**What the exercise asks**
Which lines have the string "number"? Copy all of them from the entries below.
┌────────
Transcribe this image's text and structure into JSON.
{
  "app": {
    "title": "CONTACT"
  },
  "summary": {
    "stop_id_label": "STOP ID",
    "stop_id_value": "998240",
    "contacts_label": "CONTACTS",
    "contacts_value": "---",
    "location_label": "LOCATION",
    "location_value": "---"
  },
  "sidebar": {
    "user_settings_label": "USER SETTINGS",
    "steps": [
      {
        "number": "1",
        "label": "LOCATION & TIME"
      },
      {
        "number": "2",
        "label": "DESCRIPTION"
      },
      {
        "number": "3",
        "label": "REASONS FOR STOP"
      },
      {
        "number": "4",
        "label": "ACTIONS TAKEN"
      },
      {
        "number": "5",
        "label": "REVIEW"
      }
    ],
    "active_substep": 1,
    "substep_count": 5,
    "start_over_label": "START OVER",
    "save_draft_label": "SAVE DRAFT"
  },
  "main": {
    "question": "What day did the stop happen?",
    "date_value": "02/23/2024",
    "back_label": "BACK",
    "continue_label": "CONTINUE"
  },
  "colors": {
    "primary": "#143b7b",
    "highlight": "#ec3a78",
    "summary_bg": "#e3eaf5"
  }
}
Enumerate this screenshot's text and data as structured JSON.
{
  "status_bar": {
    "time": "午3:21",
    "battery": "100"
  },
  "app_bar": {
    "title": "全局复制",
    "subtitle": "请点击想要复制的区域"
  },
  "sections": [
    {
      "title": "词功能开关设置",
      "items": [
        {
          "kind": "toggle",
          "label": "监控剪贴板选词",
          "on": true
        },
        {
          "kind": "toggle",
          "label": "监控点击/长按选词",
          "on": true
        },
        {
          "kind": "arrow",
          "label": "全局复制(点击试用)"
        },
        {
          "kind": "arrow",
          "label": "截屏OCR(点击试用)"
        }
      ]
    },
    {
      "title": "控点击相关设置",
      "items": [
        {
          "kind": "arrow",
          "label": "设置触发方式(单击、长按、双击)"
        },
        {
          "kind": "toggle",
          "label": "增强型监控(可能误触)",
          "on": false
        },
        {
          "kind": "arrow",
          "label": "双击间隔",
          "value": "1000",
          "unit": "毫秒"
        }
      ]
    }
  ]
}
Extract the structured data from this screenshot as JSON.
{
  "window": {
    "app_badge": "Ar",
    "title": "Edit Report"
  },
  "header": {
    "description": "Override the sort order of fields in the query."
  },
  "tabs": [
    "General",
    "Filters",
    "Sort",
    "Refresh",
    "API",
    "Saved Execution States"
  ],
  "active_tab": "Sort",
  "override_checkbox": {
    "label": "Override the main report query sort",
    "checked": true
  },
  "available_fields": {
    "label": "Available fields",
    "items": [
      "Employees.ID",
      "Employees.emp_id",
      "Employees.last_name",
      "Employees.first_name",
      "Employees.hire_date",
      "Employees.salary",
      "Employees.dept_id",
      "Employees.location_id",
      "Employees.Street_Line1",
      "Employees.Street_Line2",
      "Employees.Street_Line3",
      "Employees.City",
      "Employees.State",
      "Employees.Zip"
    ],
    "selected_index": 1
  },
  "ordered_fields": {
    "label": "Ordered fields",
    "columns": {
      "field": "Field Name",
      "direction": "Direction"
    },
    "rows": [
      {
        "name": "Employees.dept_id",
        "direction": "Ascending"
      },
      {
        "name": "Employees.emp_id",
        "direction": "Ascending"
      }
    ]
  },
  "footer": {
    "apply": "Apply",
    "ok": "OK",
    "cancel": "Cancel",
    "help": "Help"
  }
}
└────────
**Problem solution**
        "number": "1",
        "number": "2",
        "number": "3",
        "number": "4",
        "number": "5",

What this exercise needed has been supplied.